A new study uses a brain-computer interface (BCI) to observe the neural activity in monkeys during the process of learning.
Why it matters: The internal state of the brain is often a mystery — including to ourselves — but new neural interfaces are making it easier for scientists to observe the mind in action.
How it works: In a paper published recently in Nature Neuroscience, a large team of researchers hooked up a group of monkeys to BCIs while the study subjects were trained to play a basic computer game.
Details: The researchers found that neural fluctuations took place when the monkeys were surprised by something happening during the game.
- Those monkeys that showed greater engagement performed better during following rounds of the test, indicating that arousal and engagement — internal states that can be difficult to track without a BCI — can affect the act of learning something new.
What they're saying: "Our understanding of what happens in the brain as one learns is super limited right now," says Byron Yu, a professor at Carnegie Mellon University and a co-author of the paper. But BCI "gives us an amazing window into how this happens."
Context: BCI technology has emerged as a major area of scientific research and increasingly consumer technology as the interfaces have slowly improved.
- On Friday, Elon Musk's BCI company Neuralink released a video of a monkey with chips embedded on each side of its brain as it played a basic video game using only its thoughts.
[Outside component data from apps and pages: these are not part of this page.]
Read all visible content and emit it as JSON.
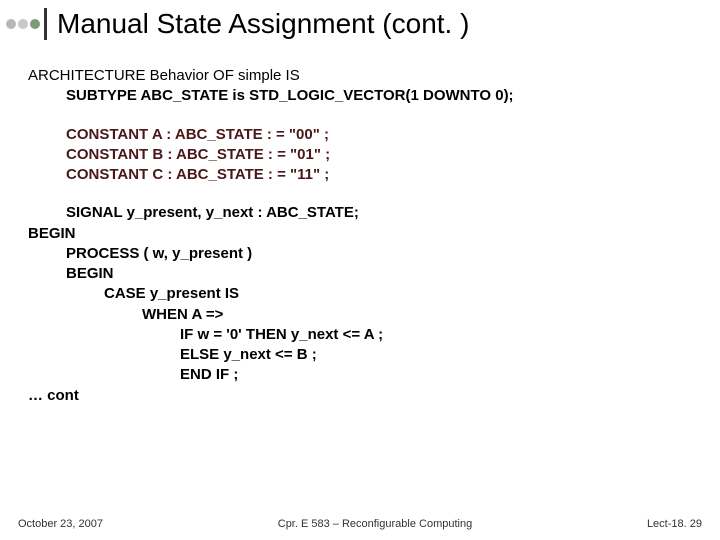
{
  "title": "Manual State Assignment (cont. )",
  "code": {
    "l1a": "ARCHITECTURE Behavior OF simple IS",
    "l2a": "SUBTYPE  ABC_STATE is STD_LOGIC_VECTOR(1 DOWNTO 0);",
    "l3a": "CONSTANT A  : ABC_STATE : = \"00\" ;",
    "l3b": "CONSTANT B  : ABC_STATE : = \"01\" ;",
    "l3c": "CONSTANT C  : ABC_STATE : = \"11\" ;",
    "l4a": "SIGNAL y_present, y_next : ABC_STATE;",
    "l5a": "BEGIN",
    "l6a": "PROCESS ( w, y_present )",
    "l6b": "BEGIN",
    "l7a": "CASE y_present IS",
    "l8a": "WHEN A =>",
    "l9a": "IF w = '0' THEN y_next <= A ;",
    "l9b": "ELSE y_next <= B ;",
    "l9c": "END IF ;",
    "cont": "… cont"
  },
  "footer": {
    "left": "October 23, 2007",
    "center": "Cpr. E 583 – Reconfigurable Computing",
    "right": "Lect-18. 29"
  }
}
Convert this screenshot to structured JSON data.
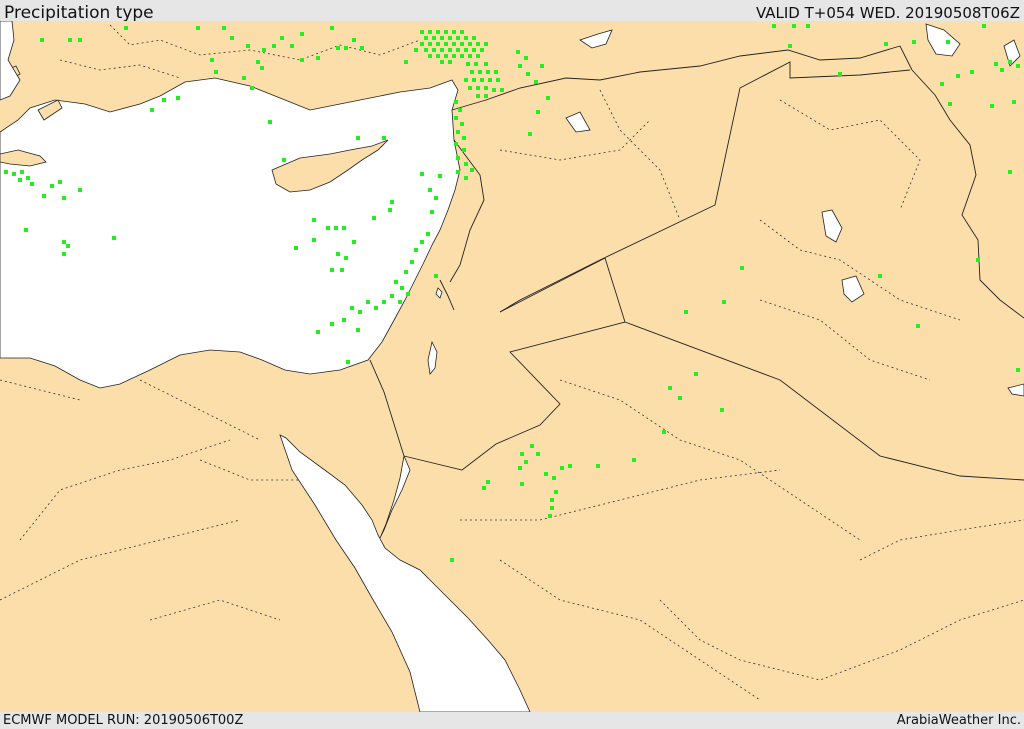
{
  "header": {
    "title": "Precipitation type",
    "valid_time": "VALID T+054 WED. 20190508T06Z"
  },
  "footer": {
    "model_run": "ECMWF MODEL RUN: 20190506T00Z",
    "credit": "ArabiaWeather Inc."
  },
  "map": {
    "land_color": "#fcdeaa",
    "water_color": "#ffffff",
    "border_color": "#222222",
    "precip_rain_color": "#22ee22"
  }
}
Yes, but: BCI technology would have to progress significantly — and the applications would need to go beyond video games — before many people would be willing to have an interface drilled into their skull.